Second, let’s acknowledge that right now there is good news: there is a strong movement underway among priests, bishops, and laity to recover reverence and beauty in the celebration of Mass. The writings of Pope Benedict are contributing to this.
You can follow this development through websites like
Third, the clergy are changing, but correcting problems takes time. The 1960s generation of ultra-liberal priests that introduced many abuses is going to retirement; they are passing from the scene, and younger priests are not interested in keeping their erroneous attitudes or erroneous practices.
Many people have learned wrong practices, and in some parishes, they are so habitual that correcting the problems is going to require some patience. Sad to say, it’s going to take decades to turn attitudes around.
This week the press reported about the Archbishop of Ottawa who is trying to get people all over his diocese to kneel during the Eucharistic Prayer. In some parishes up there, people hadn’t been kneeling at all:
This movement for reform is a good thing, but the press is happy to report complaints from people who don’t like it.
(Be aware that the rules for kneeling are not the same in every country, so don’t be surprised if the Archbishop’s rules are not the same as the American rules.)
Bishops and priests who want to make the celebration of Mass more correct and more reverent often have to choose their battles carefully, letting some smaller failings go on, while trying to educate the people about what the Church wants.
So if some minor deviation happens, don’t jump to conclusions about the priest or the parish.

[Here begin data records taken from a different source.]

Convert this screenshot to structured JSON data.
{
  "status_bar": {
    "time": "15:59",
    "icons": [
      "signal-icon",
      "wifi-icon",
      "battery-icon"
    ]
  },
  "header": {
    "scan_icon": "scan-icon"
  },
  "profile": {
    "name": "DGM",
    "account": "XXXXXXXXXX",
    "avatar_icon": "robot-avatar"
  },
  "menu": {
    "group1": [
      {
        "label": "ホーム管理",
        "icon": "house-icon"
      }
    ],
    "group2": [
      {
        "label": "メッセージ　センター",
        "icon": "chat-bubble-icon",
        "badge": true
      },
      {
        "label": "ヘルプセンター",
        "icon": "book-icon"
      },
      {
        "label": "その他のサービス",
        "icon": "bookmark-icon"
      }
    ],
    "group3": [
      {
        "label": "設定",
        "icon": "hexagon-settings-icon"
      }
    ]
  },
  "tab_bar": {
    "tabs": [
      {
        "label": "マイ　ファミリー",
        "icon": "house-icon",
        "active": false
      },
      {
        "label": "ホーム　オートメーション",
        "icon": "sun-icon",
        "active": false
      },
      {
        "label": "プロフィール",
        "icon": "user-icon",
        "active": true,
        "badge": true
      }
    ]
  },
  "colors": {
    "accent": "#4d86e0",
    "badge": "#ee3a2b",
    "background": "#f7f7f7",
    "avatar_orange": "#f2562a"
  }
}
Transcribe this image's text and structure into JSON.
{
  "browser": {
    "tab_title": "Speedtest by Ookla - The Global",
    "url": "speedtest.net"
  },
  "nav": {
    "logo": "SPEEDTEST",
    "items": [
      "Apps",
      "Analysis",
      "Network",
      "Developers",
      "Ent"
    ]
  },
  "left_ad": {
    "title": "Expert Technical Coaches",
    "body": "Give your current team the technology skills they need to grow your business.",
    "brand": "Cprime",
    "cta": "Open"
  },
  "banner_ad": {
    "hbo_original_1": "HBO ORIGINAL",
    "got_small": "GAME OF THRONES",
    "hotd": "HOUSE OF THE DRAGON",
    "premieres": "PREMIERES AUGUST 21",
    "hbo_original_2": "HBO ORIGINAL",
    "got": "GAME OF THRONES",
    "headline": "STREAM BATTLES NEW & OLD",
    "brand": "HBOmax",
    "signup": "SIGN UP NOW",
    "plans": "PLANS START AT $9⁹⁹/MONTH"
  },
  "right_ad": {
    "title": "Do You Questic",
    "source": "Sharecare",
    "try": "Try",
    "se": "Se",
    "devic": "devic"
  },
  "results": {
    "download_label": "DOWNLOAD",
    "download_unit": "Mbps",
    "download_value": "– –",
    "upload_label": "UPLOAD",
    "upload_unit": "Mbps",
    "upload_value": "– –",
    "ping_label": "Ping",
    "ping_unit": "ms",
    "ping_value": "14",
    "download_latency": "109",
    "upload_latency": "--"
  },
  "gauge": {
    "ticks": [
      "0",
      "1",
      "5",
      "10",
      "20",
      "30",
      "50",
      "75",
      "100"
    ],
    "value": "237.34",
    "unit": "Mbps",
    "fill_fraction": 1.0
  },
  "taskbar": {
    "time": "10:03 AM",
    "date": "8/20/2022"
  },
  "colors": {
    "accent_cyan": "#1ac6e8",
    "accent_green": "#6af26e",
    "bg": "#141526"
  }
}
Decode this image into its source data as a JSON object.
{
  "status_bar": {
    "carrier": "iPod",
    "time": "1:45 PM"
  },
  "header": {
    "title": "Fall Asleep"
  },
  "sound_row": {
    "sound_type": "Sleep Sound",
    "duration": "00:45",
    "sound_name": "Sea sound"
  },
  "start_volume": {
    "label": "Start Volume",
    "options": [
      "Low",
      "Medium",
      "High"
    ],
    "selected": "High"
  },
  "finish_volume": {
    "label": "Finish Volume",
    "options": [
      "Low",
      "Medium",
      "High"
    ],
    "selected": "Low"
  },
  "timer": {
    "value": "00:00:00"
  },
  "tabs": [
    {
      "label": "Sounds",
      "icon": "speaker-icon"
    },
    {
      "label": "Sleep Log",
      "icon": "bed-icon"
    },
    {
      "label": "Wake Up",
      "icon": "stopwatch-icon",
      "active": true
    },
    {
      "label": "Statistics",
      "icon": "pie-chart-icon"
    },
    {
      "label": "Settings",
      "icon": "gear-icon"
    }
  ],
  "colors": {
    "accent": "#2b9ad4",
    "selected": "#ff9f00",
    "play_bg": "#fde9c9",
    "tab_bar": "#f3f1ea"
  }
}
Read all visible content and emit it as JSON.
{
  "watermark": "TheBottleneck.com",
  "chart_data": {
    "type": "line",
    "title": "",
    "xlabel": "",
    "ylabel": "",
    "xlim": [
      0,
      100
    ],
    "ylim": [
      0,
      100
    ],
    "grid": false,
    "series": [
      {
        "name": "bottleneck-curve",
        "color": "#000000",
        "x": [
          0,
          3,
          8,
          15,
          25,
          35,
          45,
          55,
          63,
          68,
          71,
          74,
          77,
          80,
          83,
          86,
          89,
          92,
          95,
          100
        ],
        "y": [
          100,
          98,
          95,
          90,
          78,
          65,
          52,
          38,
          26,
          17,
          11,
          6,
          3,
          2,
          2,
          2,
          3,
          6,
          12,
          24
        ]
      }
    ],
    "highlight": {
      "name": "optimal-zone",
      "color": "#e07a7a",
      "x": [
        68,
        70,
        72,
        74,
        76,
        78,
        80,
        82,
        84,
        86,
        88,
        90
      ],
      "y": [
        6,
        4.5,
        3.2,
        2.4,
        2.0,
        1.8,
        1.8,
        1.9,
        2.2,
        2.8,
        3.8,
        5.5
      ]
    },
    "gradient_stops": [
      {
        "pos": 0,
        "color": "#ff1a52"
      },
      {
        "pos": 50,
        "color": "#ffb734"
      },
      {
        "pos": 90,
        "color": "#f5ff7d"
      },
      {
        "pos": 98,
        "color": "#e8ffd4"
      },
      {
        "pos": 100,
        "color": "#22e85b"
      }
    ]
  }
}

Be merciful.
Fourth, keep in mind that your local experience in your diocese — whether your experience is good or not so good — can’t be projected out to the whole country or the whole world. Other readers who have different experiences from yours are not crazy: conditions really are not the same everywhere.
Thanks for thinking about these things. Thanks for being merciful.